If these rates seem abysmally low—and they are—it also helps to keep in mind that the California minimum wage set in 1920 was 16/week. This means nearly 20 years later, many women, mostly Mexican (I couldn’t find enough data to include Black workers) were making less than the state minimum wage, but the dollar was actually worth less in 1939 than it was in 1920. Deflation during the depression was such that $16 in 1920 was equivalent to $11.85 in 1939 so it’s possible that either wages were not reported or not enforced during this time. Sixteen dollars in 1920 is about $236 in today’s dollar.
So was the situation when in January 1941 the ILGWU sent Rose Pesotta back to Los Angeles. Though she’d been busy in the intervening years, organizing unions everywhere from Detroit to Puerto Rico, she was growing frustrated by the union’s male-dominated leadership and patriarchal assumptions. She was Vice President of the organization and frequently felt like a token whose opinions were not taken seriously. Still, she was passionate about organizing, and the booming sportswear industry in Los Angeles was once again providing her with ample opportunity to bring new workers into the union fold. She had maintained contacts among the Latina working community and felt confident she could use these to revive interest in organizing.
I was going to do this as a two-part series but I fear this one got too long, so next time we’ll wrap up with Rose’s adventures in 1941 and a brief discussion of how the ILGWU fared in Los Angeles after she left.
Los Angeles Times, August 8, 1936
The Los Angeles Times in particular was vehemently anti-union. See the Los Angeles Times bombing for more context.
This refers to unnamed designers, not the famous folks I usually write about. Lower priced dress houses and department stores employed designers that were never recognized by name as part of a design staff, and usually named designers employed such a staff as well.
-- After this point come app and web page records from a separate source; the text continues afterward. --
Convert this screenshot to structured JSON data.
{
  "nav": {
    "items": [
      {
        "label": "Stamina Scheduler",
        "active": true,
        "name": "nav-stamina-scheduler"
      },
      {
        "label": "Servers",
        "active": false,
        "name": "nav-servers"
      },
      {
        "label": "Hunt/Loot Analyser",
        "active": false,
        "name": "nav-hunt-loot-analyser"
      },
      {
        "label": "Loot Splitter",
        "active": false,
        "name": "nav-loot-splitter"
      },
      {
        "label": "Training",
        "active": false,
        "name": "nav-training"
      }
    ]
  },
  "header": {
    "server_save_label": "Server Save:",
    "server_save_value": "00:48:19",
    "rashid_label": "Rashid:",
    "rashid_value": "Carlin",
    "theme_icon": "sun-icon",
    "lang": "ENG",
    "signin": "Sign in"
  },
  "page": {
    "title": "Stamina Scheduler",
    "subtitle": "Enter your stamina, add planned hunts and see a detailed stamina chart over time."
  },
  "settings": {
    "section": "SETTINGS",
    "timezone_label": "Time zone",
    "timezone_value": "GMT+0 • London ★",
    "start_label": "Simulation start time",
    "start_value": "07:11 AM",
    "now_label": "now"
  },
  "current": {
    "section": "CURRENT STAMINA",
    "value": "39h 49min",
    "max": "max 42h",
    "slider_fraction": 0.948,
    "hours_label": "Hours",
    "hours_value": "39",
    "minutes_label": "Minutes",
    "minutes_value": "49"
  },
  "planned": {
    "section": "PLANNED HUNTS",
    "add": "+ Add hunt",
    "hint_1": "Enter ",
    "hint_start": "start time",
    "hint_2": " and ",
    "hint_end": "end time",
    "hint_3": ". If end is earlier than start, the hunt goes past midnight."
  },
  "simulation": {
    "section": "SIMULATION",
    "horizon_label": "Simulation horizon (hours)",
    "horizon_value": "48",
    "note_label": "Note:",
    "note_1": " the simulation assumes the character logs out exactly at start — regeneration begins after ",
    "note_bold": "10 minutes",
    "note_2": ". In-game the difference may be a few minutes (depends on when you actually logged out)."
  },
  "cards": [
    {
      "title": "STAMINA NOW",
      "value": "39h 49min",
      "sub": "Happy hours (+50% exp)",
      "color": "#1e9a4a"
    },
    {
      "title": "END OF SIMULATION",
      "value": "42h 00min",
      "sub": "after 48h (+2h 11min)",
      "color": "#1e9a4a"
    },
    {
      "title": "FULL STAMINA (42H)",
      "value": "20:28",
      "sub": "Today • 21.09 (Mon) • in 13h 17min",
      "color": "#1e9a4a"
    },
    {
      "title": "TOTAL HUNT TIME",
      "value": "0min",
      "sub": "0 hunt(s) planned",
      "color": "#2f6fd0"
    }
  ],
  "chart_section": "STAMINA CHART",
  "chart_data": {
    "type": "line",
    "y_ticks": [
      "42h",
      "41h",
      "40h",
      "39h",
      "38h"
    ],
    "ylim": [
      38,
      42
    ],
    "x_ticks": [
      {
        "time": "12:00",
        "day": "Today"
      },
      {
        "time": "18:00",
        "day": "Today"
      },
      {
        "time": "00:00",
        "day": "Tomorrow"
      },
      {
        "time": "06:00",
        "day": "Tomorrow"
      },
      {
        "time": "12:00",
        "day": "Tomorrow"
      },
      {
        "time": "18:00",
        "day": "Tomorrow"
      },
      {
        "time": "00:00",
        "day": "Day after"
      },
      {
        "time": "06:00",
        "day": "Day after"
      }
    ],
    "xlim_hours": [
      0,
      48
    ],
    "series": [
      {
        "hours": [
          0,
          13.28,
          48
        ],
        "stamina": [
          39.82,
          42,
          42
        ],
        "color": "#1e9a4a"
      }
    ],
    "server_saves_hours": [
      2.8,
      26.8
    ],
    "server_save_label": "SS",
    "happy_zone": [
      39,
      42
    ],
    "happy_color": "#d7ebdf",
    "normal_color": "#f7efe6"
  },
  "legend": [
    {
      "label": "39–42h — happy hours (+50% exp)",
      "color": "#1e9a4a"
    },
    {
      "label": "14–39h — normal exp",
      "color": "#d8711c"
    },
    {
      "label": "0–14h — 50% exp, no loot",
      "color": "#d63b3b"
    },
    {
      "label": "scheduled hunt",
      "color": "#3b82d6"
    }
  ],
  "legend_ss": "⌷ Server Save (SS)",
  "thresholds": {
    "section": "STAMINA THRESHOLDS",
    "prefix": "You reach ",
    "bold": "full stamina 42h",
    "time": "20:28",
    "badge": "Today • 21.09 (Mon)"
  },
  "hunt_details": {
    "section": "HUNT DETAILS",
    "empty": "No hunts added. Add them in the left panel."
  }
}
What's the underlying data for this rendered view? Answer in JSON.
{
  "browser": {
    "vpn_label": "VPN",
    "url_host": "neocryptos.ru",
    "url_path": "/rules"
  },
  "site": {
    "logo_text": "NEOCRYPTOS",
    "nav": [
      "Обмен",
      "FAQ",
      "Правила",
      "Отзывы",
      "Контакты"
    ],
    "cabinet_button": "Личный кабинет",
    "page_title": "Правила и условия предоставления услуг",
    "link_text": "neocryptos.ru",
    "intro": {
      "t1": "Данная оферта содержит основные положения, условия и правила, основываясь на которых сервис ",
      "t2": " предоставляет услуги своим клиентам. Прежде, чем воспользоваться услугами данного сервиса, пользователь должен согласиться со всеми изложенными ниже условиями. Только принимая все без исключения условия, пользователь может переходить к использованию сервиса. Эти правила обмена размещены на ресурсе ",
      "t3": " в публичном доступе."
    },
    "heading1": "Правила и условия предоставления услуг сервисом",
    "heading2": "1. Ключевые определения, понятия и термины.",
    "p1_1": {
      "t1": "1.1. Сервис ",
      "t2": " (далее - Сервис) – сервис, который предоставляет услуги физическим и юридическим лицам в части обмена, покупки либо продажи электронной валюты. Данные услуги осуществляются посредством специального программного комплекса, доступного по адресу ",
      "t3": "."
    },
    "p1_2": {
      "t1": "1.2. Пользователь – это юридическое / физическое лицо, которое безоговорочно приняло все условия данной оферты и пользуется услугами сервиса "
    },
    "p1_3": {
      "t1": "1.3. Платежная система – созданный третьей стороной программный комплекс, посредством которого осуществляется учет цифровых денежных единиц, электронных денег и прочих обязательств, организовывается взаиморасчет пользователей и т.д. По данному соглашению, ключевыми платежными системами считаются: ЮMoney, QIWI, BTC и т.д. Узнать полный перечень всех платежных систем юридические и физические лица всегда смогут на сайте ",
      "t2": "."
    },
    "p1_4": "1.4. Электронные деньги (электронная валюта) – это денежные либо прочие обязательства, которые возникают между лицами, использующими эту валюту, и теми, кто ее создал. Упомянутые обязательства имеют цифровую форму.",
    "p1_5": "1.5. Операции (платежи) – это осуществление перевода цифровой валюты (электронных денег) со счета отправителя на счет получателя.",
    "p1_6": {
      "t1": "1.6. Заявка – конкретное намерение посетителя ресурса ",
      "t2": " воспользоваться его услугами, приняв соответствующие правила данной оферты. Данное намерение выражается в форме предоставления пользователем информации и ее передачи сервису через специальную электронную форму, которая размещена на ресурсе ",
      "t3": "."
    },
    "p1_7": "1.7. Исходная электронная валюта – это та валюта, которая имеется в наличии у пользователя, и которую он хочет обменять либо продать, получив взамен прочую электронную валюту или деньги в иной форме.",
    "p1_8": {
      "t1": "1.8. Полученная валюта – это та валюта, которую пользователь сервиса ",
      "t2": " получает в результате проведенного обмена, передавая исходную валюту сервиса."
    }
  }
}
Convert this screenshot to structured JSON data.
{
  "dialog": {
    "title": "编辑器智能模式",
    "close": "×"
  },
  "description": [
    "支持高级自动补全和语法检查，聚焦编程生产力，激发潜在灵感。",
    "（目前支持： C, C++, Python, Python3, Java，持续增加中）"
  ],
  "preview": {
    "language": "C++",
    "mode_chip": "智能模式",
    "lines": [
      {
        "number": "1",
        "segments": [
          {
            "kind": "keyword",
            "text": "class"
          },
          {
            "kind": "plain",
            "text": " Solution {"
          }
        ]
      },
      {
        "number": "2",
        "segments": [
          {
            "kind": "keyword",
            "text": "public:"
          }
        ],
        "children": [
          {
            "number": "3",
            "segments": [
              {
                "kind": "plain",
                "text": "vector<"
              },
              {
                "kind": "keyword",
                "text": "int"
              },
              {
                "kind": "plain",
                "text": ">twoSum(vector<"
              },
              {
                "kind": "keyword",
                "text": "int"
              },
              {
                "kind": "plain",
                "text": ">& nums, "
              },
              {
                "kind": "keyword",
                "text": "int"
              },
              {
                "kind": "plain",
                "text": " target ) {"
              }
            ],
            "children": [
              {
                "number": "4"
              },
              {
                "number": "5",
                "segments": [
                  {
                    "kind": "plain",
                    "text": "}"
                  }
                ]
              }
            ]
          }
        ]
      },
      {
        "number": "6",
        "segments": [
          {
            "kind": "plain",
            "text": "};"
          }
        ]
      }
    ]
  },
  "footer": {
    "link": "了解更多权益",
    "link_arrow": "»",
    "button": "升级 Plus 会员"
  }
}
I’m focusing on women here because looking at the same census data, it seems like men had no trouble earning according to these wage scales. For example, white men who worked as cutters reported on average $40/week, and Mexican men reported about $30/week.